Since nothing new arrived and I still have a lot of catch-up blogging to do, I’m sharing “something old and something blue.” In honor of the first week of classes at my university, here’s a book-themed postcard “Onyx” of swap-bot sent earlier this year:
“All-time Favorites,” By Onyx
“Onyx” read my profile and made this postcard especially for me. The painted postcard measures approximately 10 x 6 inches. She featured three of my favorite texts: The Holy Bible; Homer’s Ulysses [The Odyssey]; and (we’ll assume) The Complete Works of William Shakespeare.
The Bible is a favorite not simply because it is the sacred text of my faith; I’ve loved it since my undergraduate days when I enrolled in the course “The Bible as Literature” with the inimitable Dr. Bernard Benn. It was under his tutelage that I fell in love with scripture as poetry, history, narrative, and so much more. It was also in his class that I realized that studying sacred texts as I would study literature–uncovering multiple layers of meaning–led to deeper, more meaningful Bible study.

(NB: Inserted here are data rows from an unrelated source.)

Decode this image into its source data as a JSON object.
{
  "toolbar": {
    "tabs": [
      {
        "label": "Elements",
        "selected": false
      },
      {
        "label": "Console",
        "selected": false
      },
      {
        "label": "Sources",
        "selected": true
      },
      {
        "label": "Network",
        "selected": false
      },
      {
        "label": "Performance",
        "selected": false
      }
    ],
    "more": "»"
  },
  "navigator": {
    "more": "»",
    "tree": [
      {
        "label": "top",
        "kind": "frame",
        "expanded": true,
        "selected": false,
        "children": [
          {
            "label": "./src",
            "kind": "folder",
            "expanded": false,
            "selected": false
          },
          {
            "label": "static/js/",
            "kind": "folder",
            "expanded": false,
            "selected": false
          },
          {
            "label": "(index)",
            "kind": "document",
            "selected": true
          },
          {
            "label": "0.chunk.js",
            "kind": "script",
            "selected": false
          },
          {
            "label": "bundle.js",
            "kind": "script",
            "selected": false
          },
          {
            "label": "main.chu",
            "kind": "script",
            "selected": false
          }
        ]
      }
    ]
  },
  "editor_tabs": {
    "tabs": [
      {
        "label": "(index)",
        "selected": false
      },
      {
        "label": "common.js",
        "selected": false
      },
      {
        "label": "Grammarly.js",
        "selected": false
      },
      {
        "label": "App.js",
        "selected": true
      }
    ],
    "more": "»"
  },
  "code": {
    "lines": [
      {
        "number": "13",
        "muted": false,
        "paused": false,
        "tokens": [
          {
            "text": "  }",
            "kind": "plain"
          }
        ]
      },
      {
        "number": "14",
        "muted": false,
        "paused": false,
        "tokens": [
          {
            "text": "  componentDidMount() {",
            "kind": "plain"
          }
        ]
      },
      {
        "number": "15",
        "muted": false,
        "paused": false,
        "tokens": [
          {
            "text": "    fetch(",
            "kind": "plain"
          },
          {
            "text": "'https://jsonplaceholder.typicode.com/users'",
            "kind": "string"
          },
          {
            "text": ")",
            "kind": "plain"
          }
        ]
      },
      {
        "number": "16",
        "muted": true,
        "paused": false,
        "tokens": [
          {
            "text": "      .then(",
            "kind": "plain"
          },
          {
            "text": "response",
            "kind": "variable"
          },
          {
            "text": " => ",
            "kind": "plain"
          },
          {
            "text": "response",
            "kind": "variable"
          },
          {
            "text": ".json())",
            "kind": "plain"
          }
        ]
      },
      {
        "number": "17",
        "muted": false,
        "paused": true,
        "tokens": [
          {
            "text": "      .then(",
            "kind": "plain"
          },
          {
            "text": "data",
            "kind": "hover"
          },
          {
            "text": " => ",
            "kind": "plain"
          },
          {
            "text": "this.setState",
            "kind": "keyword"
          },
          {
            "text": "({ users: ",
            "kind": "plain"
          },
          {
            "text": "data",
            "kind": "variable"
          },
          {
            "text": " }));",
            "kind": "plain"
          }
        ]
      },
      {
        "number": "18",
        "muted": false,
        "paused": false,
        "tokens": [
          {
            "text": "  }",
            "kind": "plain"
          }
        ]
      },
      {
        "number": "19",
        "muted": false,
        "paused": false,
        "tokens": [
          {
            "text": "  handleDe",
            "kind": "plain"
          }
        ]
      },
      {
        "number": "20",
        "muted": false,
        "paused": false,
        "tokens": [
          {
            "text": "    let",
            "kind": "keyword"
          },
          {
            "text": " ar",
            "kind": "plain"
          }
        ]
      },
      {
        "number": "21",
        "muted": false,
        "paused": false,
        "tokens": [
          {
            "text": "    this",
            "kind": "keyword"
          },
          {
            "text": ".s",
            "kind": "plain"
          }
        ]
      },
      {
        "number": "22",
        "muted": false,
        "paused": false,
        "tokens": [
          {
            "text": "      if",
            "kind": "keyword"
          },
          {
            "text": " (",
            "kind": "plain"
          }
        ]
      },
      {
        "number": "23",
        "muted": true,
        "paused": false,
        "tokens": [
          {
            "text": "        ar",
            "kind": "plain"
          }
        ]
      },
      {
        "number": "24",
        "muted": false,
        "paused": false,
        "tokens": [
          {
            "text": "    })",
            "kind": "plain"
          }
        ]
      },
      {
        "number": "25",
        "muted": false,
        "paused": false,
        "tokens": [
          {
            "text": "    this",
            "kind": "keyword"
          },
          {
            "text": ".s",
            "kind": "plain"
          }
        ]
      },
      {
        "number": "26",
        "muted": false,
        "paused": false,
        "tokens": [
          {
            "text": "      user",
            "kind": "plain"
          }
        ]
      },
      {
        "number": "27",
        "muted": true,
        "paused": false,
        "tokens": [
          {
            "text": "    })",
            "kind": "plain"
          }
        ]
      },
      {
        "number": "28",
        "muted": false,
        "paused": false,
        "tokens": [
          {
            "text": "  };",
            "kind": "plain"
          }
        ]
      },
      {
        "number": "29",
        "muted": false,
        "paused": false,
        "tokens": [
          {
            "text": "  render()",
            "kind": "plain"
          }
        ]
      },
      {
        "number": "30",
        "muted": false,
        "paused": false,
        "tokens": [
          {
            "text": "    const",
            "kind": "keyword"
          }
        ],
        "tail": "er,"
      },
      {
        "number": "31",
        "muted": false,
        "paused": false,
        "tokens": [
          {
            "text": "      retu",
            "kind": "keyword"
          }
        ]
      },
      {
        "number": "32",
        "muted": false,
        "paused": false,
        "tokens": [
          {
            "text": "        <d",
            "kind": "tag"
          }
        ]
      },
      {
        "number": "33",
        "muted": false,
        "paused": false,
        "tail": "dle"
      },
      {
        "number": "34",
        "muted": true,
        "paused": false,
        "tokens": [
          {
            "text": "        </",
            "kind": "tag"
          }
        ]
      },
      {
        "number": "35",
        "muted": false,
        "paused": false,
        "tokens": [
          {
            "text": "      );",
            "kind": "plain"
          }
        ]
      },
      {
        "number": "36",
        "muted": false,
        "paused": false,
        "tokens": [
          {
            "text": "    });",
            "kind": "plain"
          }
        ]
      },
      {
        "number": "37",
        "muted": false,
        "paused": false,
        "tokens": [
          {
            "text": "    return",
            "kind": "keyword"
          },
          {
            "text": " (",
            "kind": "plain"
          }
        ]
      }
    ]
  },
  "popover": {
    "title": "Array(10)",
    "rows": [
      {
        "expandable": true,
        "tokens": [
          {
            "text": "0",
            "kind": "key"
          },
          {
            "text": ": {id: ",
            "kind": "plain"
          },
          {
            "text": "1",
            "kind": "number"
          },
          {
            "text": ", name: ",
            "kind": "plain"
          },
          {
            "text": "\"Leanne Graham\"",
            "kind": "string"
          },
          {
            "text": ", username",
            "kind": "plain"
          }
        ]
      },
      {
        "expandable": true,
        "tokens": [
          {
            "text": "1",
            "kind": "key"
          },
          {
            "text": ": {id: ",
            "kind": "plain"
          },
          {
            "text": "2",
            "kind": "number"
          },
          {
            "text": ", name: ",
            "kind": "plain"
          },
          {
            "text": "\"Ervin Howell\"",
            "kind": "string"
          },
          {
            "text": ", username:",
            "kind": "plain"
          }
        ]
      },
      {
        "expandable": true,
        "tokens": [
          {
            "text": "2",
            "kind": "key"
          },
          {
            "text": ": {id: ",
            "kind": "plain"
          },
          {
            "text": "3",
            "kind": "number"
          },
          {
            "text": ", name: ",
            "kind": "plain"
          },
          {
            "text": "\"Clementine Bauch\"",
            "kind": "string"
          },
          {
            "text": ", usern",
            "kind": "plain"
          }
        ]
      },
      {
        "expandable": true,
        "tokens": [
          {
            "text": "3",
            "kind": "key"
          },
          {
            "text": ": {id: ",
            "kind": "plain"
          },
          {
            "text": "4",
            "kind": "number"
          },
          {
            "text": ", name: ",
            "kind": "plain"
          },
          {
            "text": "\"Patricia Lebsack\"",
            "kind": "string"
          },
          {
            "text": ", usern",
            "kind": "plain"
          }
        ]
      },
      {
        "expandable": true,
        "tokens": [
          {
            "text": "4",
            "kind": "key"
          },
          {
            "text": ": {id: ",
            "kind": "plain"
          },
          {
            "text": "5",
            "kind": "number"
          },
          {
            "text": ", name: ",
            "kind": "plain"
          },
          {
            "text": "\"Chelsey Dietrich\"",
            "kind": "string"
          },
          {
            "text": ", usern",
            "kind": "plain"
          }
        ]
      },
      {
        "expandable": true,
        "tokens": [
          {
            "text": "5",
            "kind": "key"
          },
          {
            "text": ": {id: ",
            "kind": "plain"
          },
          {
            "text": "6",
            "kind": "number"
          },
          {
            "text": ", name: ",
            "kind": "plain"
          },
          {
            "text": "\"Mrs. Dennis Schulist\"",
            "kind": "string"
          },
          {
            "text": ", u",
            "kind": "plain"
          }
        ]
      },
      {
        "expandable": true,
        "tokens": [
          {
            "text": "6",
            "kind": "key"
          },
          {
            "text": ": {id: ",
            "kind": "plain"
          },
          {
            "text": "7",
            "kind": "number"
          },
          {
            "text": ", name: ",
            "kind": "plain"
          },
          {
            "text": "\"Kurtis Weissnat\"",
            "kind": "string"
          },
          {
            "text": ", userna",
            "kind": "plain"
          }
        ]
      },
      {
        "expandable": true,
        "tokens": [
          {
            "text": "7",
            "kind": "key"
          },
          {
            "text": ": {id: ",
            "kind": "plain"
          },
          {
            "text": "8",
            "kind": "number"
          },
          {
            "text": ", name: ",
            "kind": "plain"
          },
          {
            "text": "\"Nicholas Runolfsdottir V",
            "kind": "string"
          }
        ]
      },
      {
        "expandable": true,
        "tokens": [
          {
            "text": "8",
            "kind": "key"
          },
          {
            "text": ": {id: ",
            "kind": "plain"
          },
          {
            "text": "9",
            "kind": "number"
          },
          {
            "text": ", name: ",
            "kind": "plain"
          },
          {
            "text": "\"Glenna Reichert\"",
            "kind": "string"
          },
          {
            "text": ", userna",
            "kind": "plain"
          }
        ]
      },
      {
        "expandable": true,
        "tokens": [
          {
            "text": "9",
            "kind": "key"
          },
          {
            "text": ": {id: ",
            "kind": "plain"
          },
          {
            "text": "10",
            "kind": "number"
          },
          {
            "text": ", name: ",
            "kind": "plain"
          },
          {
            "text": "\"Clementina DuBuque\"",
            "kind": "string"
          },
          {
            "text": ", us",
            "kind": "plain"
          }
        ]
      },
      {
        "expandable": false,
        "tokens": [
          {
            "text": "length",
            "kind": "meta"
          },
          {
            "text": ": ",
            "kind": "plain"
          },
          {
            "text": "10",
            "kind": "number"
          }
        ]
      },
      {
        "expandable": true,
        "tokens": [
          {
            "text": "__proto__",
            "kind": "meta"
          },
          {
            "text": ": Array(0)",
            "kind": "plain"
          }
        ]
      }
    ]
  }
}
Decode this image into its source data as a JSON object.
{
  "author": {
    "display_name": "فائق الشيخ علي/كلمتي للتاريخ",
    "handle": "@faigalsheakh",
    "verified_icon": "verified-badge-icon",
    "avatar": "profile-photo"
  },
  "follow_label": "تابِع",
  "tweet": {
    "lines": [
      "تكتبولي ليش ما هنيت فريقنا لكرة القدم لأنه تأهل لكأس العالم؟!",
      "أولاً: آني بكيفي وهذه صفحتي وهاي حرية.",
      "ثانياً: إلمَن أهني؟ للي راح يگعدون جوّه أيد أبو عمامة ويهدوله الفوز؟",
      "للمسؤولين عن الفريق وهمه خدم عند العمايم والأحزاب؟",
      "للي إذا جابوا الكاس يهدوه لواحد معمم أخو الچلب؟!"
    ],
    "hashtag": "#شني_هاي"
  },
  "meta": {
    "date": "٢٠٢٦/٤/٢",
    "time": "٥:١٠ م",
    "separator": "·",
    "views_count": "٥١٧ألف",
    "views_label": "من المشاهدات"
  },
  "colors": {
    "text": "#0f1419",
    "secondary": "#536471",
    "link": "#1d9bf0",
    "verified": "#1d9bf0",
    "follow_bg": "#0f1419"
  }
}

Although I learned to seriously love and appreciate Shakespeare’s works as an undergraduate and The Odyssey as a graduate student, my teaching them to my own students solidified their place among my favorites. Shakespeare became a favorite because of his incredible insight, his masterful wordplay, and his revelations of the political and social climate in which he lived. The Odyssey because of Odysseus’s journeys to self-knowledge and home, quests that are a part of the “universal human experience.”
This is probably the first time in a long time that I won’t be teaching all three of these texts in some form, but it won’t be difficult to find a way to work them into my courses–British Literature Survey and Contemporary British Literature.
The first week with my mostly new students made up for the empty mailbox. I’m always happy for the start of a new semester–fresh faces, fresh ideas, and new opportunities to make a difference.